WHAT YOU WILL DO: Without the pictures, give the entries below again exactly as written.

Segment Start: SUPPLIED INFORMATION

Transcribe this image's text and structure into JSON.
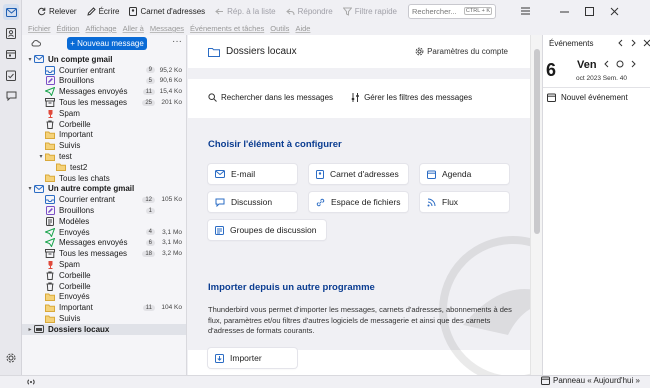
{
  "toolbar": {
    "get_messages": "Relever",
    "write": "Écrire",
    "address_book": "Carnet d'adresses",
    "reply_list": "Rép. à la liste",
    "reply": "Répondre",
    "quick_filter": "Filtre rapide",
    "search_placeholder": "Rechercher...",
    "search_shortcut": "CTRL + K"
  },
  "menubar": [
    "Fichier",
    "Édition",
    "Affichage",
    "Aller à",
    "Messages",
    "Événements et tâches",
    "Outils",
    "Aide"
  ],
  "folder_pane": {
    "new_message": "+ Nouveau message",
    "folders": [
      {
        "label": "Un compte gmail",
        "type": "account",
        "twisty": "v",
        "level": 0
      },
      {
        "label": "Courrier entrant",
        "icon": "inbox",
        "count": "9",
        "size": "95,2 Ko",
        "level": 1
      },
      {
        "label": "Brouillons",
        "icon": "drafts",
        "count": "5",
        "size": "90,6 Ko",
        "level": 1
      },
      {
        "label": "Messages envoyés",
        "icon": "sent",
        "count": "11",
        "size": "15,4 Ko",
        "level": 1
      },
      {
        "label": "Tous les messages",
        "icon": "archive",
        "count": "25",
        "size": "201 Ko",
        "level": 1
      },
      {
        "label": "Spam",
        "icon": "spam",
        "level": 1
      },
      {
        "label": "Corbeille",
        "icon": "trash",
        "level": 1
      },
      {
        "label": "Important",
        "icon": "folder",
        "level": 1
      },
      {
        "label": "Suivis",
        "icon": "folder",
        "level": 1
      },
      {
        "label": "test",
        "icon": "folder",
        "twisty": "v",
        "level": 1
      },
      {
        "label": "test2",
        "icon": "folder",
        "level": 2
      },
      {
        "label": "Tous les chats",
        "icon": "folder",
        "level": 1
      },
      {
        "label": "Un autre compte gmail",
        "type": "account",
        "twisty": "v",
        "level": 0
      },
      {
        "label": "Courrier entrant",
        "icon": "inbox",
        "count": "12",
        "size": "105 Ko",
        "level": 1
      },
      {
        "label": "Brouillons",
        "icon": "drafts",
        "count": "1",
        "level": 1
      },
      {
        "label": "Modèles",
        "icon": "templates",
        "level": 1
      },
      {
        "label": "Envoyés",
        "icon": "sent",
        "count": "4",
        "size": "3,1 Mo",
        "level": 1
      },
      {
        "label": "Messages envoyés",
        "icon": "sent",
        "count": "6",
        "size": "3,1 Mo",
        "level": 1
      },
      {
        "label": "Tous les messages",
        "icon": "archive",
        "count": "18",
        "size": "3,2 Mo",
        "level": 1
      },
      {
        "label": "Spam",
        "icon": "spam",
        "level": 1
      },
      {
        "label": "Corbeille",
        "icon": "trash",
        "level": 1
      },
      {
        "label": "Corbeille",
        "icon": "trash",
        "level": 1
      },
      {
        "label": "Envoyés",
        "icon": "folder",
        "level": 1
      },
      {
        "label": "Important",
        "icon": "folder",
        "count": "11",
        "size": "104 Ko",
        "level": 1
      },
      {
        "label": "Suivis",
        "icon": "folder",
        "level": 1
      },
      {
        "label": "Dossiers locaux",
        "type": "account",
        "twisty": ">",
        "level": 0,
        "selected": true
      }
    ]
  },
  "main": {
    "title": "Dossiers locaux",
    "account_settings": "Paramètres du compte",
    "search_messages": "Rechercher dans les messages",
    "manage_filters": "Gérer les filtres des messages",
    "setup_heading": "Choisir l'élément à configurer",
    "setup_items": [
      "E-mail",
      "Carnet d'adresses",
      "Agenda",
      "Discussion",
      "Espace de fichiers",
      "Flux",
      "Groupes de discussion"
    ],
    "import_heading": "Importer depuis un autre programme",
    "import_text": "Thunderbird vous permet d'importer les messages, carnets d'adresses, abonnements à des flux, paramètres et/ou filtres d'autres logiciels de messagerie et ainsi que des carnets d'adresses de formats courants.",
    "import_button": "Importer"
  },
  "today_pane": {
    "header": "Événements",
    "day": "6",
    "weekday": "Ven",
    "subline": "oct 2023   Sem. 40",
    "new_event": "Nouvel événement"
  },
  "status": {
    "today_pane_toggle": "Panneau « Aujourd'hui »"
  },
  "colors": {
    "accent": "#0a6bd6",
    "heading": "#0b3d91",
    "selected_row": "#e0e2e8"
  }
}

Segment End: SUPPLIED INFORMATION

ANSWER BOX:
Transcribe this image's text and structure into JSON.
{
  "toolbar": {
    "get_messages": "Relever",
    "write": "Écrire",
    "address_book": "Carnet d'adresses",
    "reply_list": "Rép. à la liste",
    "reply": "Répondre",
    "quick_filter": "Filtre rapide",
    "search_placeholder": "Rechercher...",
    "search_shortcut": "CTRL + K"
  },
  "menubar": [
    "Fichier",
    "Édition",
    "Affichage",
    "Aller à",
    "Messages",
    "Événements et tâches",
    "Outils",
    "Aide"
  ],
  "folder_pane": {
    "new_message": "+ Nouveau message",
    "folders": [
      {
        "label": "Un compte gmail",
        "type": "account",
        "twisty": "v",
        "level": 0
      },
      {
        "label": "Courrier entrant",
        "icon": "inbox",
        "count": "9",
        "size": "95,2 Ko",
        "level": 1
      },
      {
        "label": "Brouillons",
        "icon": "drafts",
        "count": "5",
        "size": "90,6 Ko",
        "level": 1
      },
      {
        "label": "Messages envoyés",
        "icon": "sent",
        "count": "11",
        "size": "15,4 Ko",
        "level": 1
      },
      {
        "label": "Tous les messages",
        "icon": "archive",
        "count": "25",
        "size": "201 Ko",
        "level": 1
      },
      {
        "label": "Spam",
        "icon": "spam",
        "level": 1
      },
      {
        "label": "Corbeille",
        "icon": "trash",
        "level": 1
      },
      {
        "label": "Important",
        "icon": "folder",
        "level": 1
      },
      {
        "label": "Suivis",
        "icon": "folder",
        "level": 1
      },
      {
        "label": "test",
        "icon": "folder",
        "twisty": "v",
        "level": 1
      },
      {
        "label": "test2",
        "icon": "folder",
        "level": 2
      },
      {
        "label": "Tous les chats",
        "icon": "folder",
        "level": 1
      },
      {
        "label": "Un autre compte gmail",
        "type": "account",
        "twisty": "v",
        "level": 0
      },
      {
        "label": "Courrier entrant",
        "icon": "inbox",
        "count": "12",
        "size": "105 Ko",
        "level": 1
      },
      {
        "label": "Brouillons",
        "icon": "drafts",
        "count": "1",
        "level": 1
      },
      {
        "label": "Modèles",
        "icon": "templates",
        "level": 1
      },
      {
        "label": "Envoyés",
        "icon": "sent",
        "count": "4",
        "size": "3,1 Mo",
        "level": 1
      },
      {
        "label": "Messages envoyés",
        "icon": "sent",
        "count": "6",
        "size": "3,1 Mo",
        "level": 1
      },
      {
        "label": "Tous les messages",
        "icon": "archive",
        "count": "18",
        "size": "3,2 Mo",
        "level": 1
      },
      {
        "label": "Spam",
        "icon": "spam",
        "level": 1
      },
      {
        "label": "Corbeille",
        "icon": "trash",
        "level": 1
      },
      {
        "label": "Corbeille",
        "icon": "trash",
        "level": 1
      },
      {
        "label": "Envoyés",
        "icon": "folder",
        "level": 1
      },
      {
        "label": "Important",
        "icon": "folder",
        "count": "11",
        "size": "104 Ko",
        "level": 1
      },
      {
        "label": "Suivis",
        "icon": "folder",
        "level": 1
      },
      {
        "label": "Dossiers locaux",
        "type": "account",
        "twisty": ">",
        "level": 0,
        "selected": true
      }
    ]
  },
  "main": {
    "title": "Dossiers locaux",
    "account_settings": "Paramètres du compte",
    "search_messages": "Rechercher dans les messages",
    "manage_filters": "Gérer les filtres des messages",
    "setup_heading": "Choisir l'élément à configurer",
    "setup_items": [
      "E-mail",
      "Carnet d'adresses",
      "Agenda",
      "Discussion",
      "Espace de fichiers",
      "Flux",
      "Groupes de discussion"
    ],
    "import_heading": "Importer depuis un autre programme",
    "import_text": "Thunderbird vous permet d'importer les messages, carnets d'adresses, abonnements à des flux, paramètres et/ou filtres d'autres logiciels de messagerie et ainsi que des carnets d'adresses de formats courants.",
    "import_button": "Importer"
  },
  "today_pane": {
    "header": "Événements",
    "day": "6",
    "weekday": "Ven",
    "subline": "oct 2023   Sem. 40",
    "new_event": "Nouvel événement"
  },
  "status": {
    "today_pane_toggle": "Panneau « Aujourd'hui »"
  },
  "colors": {
    "accent": "#0a6bd6",
    "heading": "#0b3d91",
    "selected_row": "#e0e2e8"
  }
}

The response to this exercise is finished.